# EXERCISE PROMPT:
Find the word "window" in the records below. List each line containing it.

***

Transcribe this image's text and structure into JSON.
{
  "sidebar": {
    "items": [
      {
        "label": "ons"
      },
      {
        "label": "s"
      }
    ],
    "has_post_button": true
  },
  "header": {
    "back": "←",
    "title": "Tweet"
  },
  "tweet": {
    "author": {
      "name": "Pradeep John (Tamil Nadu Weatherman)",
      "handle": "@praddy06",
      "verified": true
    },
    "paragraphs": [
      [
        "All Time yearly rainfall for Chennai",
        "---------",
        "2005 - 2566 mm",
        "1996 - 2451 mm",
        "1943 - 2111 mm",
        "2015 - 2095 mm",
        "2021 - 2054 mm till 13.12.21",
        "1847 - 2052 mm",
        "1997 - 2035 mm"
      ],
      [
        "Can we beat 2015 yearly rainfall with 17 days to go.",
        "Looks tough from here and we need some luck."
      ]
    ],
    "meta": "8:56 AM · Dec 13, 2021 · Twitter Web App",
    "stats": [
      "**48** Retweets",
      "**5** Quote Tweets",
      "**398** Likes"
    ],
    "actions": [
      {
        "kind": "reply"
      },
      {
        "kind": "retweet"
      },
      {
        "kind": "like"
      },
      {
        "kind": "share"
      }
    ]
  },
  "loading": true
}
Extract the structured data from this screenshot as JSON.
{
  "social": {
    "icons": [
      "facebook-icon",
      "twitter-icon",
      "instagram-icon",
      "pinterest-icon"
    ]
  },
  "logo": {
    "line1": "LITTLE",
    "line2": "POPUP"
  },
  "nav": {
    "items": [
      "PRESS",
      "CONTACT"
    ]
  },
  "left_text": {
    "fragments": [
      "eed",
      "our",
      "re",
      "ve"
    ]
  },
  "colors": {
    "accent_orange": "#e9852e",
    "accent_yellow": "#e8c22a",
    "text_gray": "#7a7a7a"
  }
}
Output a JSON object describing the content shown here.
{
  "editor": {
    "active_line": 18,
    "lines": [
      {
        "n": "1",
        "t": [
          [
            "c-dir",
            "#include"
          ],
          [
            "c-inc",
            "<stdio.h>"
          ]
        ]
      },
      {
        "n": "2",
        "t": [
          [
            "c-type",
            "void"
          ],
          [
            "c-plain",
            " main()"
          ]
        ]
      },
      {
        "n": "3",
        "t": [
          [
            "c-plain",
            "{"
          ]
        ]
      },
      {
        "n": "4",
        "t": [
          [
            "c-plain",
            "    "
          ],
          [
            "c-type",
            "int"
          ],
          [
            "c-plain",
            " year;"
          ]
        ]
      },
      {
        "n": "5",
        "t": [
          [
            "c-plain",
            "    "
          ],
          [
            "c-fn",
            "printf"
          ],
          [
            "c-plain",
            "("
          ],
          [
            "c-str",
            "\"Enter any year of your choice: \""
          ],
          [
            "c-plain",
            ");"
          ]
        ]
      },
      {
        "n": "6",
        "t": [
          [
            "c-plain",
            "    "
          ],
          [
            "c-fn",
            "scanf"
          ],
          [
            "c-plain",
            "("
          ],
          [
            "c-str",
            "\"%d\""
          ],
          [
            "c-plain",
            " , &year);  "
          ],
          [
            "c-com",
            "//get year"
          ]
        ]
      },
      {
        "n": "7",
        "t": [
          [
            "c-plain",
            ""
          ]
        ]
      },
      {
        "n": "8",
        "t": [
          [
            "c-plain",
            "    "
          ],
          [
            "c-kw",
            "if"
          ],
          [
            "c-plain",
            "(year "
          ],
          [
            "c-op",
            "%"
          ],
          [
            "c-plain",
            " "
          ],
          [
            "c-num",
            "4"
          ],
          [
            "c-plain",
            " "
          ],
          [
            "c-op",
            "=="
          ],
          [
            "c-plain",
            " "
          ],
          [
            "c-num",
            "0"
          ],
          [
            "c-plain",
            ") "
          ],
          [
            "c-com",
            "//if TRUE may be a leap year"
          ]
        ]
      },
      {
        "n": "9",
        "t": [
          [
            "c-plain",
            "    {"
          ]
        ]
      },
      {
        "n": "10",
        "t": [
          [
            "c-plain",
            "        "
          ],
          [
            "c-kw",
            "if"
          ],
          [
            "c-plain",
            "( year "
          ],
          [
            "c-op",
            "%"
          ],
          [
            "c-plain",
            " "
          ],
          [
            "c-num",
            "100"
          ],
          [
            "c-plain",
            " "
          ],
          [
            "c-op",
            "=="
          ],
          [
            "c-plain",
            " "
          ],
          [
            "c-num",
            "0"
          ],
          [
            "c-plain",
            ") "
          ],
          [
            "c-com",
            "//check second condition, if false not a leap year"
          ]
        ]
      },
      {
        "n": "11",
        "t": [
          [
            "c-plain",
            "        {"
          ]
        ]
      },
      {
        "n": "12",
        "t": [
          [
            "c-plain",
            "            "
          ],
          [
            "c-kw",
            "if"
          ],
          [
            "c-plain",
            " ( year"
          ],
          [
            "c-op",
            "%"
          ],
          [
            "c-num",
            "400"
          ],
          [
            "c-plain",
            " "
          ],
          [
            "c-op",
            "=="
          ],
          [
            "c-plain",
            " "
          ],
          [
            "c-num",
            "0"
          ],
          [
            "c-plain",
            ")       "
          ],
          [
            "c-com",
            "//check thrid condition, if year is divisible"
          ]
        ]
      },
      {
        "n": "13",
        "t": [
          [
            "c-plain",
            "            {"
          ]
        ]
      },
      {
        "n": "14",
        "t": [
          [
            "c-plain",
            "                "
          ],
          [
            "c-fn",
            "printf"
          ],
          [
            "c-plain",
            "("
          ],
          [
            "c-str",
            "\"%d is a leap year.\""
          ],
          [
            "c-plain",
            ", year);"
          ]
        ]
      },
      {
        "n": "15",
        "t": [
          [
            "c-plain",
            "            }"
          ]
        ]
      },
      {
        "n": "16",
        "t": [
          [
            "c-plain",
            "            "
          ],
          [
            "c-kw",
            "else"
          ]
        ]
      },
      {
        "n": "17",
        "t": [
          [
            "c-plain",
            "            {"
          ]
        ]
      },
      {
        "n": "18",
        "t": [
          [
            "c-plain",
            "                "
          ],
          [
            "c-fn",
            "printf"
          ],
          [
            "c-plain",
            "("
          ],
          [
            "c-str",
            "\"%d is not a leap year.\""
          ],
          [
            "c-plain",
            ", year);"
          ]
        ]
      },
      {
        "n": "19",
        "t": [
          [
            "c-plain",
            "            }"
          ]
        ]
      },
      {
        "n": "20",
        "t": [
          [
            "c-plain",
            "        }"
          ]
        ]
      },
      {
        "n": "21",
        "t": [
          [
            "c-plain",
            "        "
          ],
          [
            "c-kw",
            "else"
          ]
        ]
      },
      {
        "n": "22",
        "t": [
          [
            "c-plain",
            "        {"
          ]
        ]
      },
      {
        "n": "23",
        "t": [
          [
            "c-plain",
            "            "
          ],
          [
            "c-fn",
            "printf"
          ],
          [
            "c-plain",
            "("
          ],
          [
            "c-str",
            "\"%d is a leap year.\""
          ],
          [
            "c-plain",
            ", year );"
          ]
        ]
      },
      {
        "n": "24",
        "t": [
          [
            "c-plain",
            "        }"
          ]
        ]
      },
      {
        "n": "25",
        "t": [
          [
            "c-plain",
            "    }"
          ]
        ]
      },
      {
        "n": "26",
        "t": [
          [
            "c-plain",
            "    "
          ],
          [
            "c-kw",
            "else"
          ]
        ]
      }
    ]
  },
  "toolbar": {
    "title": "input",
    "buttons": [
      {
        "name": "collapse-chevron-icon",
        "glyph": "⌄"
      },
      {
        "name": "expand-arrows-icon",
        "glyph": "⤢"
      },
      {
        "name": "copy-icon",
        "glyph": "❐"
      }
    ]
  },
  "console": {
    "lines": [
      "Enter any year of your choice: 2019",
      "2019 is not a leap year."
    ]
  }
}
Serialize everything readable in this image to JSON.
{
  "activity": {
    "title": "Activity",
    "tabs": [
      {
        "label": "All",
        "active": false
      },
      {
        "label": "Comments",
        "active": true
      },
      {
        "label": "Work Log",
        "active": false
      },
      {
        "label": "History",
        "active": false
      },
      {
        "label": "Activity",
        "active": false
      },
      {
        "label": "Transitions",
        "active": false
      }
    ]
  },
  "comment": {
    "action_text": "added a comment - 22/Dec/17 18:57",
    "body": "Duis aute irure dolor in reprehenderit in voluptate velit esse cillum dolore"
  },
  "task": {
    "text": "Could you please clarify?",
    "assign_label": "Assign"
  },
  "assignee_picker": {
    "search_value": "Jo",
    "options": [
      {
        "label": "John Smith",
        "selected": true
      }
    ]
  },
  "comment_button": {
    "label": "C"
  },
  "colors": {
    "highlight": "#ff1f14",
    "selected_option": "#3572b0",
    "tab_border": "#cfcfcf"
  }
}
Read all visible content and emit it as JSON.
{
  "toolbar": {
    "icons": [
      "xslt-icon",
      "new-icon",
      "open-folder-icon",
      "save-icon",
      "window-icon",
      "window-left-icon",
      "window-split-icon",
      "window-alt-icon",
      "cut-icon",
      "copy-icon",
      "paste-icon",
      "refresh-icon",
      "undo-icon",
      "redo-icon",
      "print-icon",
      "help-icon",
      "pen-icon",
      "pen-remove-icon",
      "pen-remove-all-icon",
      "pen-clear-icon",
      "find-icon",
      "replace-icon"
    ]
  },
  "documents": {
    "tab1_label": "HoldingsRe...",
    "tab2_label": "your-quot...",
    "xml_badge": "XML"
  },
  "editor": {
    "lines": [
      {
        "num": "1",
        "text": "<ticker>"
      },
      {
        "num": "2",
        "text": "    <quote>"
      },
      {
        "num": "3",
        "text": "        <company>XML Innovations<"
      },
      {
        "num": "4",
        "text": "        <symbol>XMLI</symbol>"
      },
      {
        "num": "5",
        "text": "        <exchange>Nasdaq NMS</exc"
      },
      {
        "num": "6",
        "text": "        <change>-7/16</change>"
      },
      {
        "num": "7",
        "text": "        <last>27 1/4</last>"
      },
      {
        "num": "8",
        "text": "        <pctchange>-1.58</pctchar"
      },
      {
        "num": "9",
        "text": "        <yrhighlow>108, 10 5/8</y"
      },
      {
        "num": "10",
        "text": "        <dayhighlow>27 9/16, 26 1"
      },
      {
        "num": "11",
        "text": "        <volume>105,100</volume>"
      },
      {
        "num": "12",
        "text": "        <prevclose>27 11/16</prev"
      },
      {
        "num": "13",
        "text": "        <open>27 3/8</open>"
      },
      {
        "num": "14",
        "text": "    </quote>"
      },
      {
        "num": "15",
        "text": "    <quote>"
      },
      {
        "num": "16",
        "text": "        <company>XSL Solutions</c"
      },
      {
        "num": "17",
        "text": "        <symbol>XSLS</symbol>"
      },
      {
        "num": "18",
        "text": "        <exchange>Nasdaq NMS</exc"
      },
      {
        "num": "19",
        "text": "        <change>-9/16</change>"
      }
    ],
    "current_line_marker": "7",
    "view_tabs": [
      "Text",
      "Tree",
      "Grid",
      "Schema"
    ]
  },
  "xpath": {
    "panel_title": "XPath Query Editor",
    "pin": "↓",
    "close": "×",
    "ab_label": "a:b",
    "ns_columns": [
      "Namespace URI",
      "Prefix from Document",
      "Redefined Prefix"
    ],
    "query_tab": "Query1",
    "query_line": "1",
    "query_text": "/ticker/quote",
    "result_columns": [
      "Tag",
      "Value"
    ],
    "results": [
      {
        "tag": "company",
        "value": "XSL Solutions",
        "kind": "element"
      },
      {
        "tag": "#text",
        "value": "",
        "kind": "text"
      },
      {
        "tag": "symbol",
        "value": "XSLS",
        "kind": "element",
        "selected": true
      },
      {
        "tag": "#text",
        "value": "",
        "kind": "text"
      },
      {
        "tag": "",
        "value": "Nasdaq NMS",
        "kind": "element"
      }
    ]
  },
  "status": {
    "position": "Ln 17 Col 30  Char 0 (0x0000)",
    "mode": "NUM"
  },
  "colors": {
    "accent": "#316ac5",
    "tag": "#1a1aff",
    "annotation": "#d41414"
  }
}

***

# SOLUTION TO THIS EXERCISE:
      "window-icon",
      "window-left-icon",
      "window-split-icon",
      "window-alt-icon",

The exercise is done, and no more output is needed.